Segment Start: Extracted entries

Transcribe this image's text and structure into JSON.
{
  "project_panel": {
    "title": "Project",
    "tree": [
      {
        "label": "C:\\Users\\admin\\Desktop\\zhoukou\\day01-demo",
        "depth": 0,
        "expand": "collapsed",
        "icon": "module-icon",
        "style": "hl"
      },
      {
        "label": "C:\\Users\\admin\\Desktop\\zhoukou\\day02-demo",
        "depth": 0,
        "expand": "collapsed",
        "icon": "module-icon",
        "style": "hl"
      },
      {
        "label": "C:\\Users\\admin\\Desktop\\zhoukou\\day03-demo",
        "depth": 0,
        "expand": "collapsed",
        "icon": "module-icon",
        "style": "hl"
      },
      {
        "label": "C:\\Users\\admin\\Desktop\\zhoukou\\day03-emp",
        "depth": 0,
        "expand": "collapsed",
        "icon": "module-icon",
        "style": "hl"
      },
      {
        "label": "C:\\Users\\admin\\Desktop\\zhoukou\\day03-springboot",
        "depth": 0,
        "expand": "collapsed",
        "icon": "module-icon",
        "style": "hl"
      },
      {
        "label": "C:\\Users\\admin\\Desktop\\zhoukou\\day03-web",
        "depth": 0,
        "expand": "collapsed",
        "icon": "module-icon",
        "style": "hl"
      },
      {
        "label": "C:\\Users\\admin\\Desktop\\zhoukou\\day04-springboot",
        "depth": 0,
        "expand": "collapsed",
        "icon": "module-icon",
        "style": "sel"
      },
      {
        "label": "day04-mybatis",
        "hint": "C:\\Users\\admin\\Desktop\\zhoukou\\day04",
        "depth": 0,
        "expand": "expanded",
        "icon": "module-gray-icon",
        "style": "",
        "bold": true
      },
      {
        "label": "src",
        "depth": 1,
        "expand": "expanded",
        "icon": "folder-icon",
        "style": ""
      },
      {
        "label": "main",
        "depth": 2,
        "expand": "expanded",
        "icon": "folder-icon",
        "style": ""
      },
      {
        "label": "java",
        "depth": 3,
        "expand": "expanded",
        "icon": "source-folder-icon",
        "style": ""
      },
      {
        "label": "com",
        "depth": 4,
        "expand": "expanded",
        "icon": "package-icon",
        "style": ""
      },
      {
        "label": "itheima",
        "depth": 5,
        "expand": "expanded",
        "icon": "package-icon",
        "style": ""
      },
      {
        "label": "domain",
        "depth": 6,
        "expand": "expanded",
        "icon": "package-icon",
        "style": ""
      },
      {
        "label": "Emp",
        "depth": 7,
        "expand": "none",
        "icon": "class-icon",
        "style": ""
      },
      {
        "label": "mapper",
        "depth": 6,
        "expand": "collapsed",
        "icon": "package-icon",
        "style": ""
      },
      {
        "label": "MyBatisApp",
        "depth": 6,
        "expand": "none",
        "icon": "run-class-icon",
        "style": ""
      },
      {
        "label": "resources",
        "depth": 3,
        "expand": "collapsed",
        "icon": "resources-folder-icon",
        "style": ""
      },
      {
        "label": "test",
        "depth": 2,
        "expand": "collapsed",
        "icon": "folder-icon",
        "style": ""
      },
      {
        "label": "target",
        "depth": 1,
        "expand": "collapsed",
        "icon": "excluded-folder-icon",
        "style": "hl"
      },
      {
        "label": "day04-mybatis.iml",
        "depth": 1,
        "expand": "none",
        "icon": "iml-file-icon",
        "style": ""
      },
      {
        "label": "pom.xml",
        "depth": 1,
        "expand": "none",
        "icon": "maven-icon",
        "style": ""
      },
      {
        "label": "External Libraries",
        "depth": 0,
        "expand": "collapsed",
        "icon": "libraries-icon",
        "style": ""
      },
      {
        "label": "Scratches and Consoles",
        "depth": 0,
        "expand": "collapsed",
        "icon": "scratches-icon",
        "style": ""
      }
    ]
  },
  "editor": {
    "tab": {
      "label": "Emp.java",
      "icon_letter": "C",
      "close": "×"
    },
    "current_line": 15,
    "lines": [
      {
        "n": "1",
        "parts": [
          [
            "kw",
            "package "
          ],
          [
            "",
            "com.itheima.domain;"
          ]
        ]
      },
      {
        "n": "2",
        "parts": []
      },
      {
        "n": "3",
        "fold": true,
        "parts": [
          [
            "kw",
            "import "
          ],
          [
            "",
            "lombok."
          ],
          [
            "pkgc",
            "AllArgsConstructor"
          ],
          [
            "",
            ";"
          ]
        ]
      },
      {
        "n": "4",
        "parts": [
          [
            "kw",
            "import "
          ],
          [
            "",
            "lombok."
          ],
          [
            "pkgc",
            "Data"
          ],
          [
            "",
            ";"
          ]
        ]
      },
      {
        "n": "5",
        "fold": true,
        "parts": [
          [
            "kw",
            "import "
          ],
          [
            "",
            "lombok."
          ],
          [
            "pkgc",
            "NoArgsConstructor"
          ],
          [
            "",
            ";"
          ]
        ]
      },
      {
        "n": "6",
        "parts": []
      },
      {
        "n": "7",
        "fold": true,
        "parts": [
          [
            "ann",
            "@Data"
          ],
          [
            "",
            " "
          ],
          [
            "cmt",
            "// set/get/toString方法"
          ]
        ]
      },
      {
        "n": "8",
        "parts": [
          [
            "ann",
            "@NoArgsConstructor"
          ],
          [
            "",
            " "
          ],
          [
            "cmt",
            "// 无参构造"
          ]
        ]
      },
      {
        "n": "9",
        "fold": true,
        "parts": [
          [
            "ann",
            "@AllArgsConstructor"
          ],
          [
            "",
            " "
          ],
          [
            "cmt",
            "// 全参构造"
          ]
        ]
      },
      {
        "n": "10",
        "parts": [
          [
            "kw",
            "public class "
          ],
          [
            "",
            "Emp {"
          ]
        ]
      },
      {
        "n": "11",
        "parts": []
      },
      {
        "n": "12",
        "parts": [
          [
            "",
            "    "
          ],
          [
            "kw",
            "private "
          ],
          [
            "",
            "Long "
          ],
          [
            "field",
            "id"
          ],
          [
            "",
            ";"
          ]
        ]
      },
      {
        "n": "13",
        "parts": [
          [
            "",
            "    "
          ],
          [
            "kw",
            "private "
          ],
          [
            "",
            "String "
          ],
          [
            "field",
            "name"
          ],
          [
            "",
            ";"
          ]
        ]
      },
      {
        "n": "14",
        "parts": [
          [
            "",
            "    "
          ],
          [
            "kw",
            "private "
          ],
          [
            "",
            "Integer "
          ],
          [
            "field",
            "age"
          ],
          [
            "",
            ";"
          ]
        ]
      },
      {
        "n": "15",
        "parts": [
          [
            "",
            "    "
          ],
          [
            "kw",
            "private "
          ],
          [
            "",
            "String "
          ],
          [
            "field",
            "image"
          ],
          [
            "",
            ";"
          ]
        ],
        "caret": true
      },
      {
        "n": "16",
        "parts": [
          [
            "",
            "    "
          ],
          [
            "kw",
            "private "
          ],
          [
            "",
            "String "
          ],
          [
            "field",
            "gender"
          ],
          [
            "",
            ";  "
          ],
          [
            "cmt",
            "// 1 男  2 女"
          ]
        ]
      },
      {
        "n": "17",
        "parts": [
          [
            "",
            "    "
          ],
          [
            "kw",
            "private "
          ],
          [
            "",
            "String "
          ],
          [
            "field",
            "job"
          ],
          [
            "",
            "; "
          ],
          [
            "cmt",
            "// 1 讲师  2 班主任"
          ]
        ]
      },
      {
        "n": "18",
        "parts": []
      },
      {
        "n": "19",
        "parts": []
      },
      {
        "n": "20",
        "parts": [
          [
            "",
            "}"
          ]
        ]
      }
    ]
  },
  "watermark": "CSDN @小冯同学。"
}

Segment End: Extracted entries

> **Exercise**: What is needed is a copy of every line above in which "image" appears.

> **Answer to the exercise**:
Transcribe this image's text and structure into JSON.
            "image"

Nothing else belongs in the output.